All of these algorithms require us to set aside a portion of the data for testing purposes.  We can keep the default of 30%.
Create Model
Finally, we need to create a structure and model to house the results.  Let's get to the analysis!
Cluster Diagram
The cluster diagram shows the relationships between the clusters.  The more similar two clusters are, the "stronger" the link between them will be.  The stronger the link, the darker the line.  You can show more or less links by using the slider on the left side of the window (enclosed in red below).  You can also examine the clusters by how dark they appear.  The shading of the clusters is determined by the box at the top of the screen (enclosed in brown below).
Cluster Diagram (Links and Population)
The shading variable is Population.  This means that the darkness of the cluster corresponds to the number of rows within it.  You can hover your cursor over any cluster to see it's size.  You can also change the shading value to see how certain values are distributed across clusters.  This is neat in some ways, but we prefer the Cluster Profiles for this type of analysis.
Cluster Profiles
We've created clusters in a number of programs.  We've even used Tableau in all of it's splendor.  However, the Microsoft Cluster Profiles view is by far the best view we've ever seen for inspecting clusters.  Let's zoom in on a couple pieces so we can see some things.
Cluster Profiles Zoom
In this view, each column is a cluster and each row is a variable.  The first cluster is actually the entire population.  They even do us the liberty of naming it "Population".  However, the real attraction here is the comparison of clusters.  With this view, we can scroll across a single row to see which variables distinguish each cluster.  For instance, Cluster 2 has mostly young people, while Clusters 1 and 3 are older.  Cluster 2 has quite a few people with zero cars, while Clusters 1 and 3 have mostly people with 2 cars.  We can repeat this process for all of the clusters and all of the variables to intuitively name our clusters if we chose.  For instance, we could call Cluster 2 "Young Adults with No Cars".  However, it gets slightly more complex because there are a quite a few other variables here we have to look at as well.  If your data has too many variables, you can use the parameters to force the algorithm to choose only the most distinct variables.

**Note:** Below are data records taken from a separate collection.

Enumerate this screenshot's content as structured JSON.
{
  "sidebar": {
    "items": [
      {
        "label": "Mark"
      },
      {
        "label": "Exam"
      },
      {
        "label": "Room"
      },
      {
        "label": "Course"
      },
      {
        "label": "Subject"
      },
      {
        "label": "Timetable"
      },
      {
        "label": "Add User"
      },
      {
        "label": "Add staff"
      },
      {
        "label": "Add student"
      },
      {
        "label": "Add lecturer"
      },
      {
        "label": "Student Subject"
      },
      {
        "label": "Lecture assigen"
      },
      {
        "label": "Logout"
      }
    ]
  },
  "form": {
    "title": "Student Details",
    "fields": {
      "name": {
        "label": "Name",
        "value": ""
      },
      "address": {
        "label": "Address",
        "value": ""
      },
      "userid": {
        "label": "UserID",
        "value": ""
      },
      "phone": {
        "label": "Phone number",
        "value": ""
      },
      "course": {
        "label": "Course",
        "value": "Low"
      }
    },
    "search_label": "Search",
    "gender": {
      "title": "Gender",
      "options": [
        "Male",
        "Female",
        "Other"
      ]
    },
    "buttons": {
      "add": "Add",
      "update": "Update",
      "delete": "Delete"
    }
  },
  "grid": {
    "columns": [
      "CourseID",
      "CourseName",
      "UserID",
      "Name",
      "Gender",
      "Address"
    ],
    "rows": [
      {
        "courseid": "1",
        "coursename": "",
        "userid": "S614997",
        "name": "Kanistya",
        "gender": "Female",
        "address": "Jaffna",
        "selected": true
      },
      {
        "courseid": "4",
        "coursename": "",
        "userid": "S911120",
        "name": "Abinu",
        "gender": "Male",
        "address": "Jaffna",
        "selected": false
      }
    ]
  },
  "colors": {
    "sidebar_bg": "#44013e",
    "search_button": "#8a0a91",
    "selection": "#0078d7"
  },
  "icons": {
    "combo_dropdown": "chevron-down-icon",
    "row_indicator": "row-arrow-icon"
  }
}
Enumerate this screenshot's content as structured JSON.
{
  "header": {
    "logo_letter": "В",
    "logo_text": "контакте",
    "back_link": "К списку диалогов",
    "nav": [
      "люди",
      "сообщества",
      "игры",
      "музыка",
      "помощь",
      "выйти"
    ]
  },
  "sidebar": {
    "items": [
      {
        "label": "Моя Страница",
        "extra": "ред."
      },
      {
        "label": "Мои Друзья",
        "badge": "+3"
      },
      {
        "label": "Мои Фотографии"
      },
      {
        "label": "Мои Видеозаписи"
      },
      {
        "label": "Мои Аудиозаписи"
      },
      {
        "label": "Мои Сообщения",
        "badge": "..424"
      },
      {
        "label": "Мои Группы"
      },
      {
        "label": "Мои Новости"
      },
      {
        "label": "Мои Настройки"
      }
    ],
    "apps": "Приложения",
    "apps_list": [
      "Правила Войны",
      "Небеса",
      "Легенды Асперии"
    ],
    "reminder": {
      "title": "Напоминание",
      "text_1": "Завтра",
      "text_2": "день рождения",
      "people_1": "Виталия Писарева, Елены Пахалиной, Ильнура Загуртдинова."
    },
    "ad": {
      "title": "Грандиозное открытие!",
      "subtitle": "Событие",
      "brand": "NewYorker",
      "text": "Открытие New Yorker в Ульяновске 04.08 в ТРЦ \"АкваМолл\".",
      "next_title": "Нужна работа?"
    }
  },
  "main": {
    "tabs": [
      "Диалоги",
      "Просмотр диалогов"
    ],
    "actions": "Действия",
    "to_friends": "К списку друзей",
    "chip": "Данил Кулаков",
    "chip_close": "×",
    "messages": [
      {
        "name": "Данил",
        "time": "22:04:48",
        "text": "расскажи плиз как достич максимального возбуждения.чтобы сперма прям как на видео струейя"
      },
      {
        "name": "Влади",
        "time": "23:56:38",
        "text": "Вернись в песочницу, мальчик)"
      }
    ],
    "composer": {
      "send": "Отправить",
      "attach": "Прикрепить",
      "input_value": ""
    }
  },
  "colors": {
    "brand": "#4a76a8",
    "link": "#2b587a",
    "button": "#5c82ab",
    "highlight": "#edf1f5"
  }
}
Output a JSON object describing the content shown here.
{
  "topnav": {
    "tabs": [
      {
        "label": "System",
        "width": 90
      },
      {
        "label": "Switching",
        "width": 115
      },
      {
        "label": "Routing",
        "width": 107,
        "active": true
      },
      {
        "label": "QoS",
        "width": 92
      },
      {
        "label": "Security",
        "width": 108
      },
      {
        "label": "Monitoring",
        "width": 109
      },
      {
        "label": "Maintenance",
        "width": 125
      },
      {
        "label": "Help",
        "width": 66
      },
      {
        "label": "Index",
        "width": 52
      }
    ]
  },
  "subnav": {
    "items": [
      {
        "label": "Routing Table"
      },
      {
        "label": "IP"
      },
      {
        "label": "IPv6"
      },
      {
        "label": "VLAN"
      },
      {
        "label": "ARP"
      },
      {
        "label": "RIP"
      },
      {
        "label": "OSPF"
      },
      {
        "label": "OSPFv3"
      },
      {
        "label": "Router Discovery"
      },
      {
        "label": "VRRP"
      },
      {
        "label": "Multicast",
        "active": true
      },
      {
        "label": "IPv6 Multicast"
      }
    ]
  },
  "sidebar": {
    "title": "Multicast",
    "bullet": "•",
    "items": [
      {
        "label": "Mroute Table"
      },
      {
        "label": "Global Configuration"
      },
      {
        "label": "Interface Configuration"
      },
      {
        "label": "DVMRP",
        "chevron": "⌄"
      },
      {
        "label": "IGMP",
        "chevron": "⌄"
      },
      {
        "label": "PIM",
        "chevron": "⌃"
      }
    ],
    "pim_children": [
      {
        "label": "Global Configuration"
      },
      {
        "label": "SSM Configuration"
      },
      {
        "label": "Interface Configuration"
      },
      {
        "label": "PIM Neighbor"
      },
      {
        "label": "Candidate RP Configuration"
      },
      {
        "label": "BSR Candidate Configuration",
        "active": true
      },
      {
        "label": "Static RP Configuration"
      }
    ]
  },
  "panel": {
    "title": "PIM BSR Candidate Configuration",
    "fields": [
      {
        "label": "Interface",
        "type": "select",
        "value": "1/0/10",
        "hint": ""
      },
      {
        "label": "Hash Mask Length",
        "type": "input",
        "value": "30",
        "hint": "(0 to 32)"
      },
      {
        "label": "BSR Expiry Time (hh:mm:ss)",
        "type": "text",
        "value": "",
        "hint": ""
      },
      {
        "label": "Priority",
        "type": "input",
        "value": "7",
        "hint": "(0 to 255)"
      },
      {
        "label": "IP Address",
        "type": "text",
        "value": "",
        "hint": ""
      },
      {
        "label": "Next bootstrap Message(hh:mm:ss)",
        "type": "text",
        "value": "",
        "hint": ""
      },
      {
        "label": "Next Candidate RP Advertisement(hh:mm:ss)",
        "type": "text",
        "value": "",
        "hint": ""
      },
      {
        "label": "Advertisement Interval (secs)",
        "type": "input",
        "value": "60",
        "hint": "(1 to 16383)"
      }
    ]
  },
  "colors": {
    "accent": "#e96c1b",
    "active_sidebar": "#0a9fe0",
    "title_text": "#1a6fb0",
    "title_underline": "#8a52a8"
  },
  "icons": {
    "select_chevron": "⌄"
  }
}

This is a great place to stop for today.  We've seen that the Clustering algorithm is a great way to get a good feeling for what's in your data, without having to do any manual investigation.  Stay tuned for the next post where we'll continue with our analysis and maybe even make some alterations.  Thanks for reading.  We hope you found this informative.

Brad Llewellyn
Director, Consumer Sciences
Consumer Orbit